■ TASK STATEMENT ■
Of the lines below, copy those that hold the word "Upload".
---------- MATERIAL PROVIDED ----------
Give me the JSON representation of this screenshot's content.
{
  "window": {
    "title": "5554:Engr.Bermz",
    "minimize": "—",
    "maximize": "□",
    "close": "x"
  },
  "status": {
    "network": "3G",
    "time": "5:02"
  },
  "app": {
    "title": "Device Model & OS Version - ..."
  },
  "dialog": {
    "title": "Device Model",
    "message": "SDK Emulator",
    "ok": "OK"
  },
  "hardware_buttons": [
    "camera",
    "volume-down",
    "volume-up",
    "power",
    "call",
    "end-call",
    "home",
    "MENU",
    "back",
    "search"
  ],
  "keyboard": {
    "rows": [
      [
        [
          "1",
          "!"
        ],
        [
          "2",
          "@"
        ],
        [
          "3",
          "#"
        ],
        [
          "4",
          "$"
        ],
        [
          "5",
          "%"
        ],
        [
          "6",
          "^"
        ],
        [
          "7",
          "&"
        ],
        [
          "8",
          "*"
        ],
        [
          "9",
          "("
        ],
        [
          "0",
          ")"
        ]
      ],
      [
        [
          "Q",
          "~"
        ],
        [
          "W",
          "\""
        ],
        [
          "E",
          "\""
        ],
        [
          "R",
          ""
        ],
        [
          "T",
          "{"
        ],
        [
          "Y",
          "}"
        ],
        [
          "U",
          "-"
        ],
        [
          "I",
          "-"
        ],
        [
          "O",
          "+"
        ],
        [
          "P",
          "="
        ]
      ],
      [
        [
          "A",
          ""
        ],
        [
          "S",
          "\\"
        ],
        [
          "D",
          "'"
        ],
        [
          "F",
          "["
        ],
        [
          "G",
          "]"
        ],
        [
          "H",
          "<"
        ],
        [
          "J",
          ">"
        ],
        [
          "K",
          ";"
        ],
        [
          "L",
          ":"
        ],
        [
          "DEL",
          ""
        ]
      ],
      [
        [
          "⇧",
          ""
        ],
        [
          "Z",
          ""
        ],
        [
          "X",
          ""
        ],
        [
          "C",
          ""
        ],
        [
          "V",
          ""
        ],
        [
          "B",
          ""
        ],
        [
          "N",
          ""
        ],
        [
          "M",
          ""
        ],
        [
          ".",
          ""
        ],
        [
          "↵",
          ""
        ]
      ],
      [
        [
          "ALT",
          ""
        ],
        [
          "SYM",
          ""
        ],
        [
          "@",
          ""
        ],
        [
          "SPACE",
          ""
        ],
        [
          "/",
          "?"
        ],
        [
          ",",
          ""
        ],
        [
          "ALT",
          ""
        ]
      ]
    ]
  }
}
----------
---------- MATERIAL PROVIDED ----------
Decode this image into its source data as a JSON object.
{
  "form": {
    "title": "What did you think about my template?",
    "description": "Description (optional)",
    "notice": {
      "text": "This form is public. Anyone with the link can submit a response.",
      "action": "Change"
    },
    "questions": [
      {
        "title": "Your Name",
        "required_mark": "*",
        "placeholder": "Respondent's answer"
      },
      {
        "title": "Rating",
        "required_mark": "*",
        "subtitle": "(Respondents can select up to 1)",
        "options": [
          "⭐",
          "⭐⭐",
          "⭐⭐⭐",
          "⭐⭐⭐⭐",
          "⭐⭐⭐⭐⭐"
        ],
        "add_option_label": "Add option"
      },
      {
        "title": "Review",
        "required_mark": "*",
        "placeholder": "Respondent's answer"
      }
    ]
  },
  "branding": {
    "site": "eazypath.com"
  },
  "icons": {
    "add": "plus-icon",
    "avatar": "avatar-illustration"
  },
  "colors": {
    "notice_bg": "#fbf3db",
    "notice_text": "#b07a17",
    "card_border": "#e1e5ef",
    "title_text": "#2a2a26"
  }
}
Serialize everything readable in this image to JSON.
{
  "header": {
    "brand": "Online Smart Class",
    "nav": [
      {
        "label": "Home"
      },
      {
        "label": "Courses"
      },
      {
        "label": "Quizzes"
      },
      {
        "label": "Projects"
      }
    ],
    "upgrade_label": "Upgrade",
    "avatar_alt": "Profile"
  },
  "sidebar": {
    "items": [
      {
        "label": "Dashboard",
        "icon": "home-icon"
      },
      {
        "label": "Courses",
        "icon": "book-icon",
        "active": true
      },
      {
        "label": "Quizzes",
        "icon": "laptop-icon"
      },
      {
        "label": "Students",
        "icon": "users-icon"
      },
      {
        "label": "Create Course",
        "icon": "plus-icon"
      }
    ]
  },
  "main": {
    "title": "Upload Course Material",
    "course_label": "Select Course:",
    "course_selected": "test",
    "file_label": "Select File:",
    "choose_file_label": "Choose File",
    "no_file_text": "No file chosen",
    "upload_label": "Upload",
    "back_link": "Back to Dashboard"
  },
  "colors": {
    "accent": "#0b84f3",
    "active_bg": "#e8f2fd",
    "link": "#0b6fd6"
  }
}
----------
■ TASK RESULT ■
    "title": "Upload Course Material",
    "upload_label": "Upload",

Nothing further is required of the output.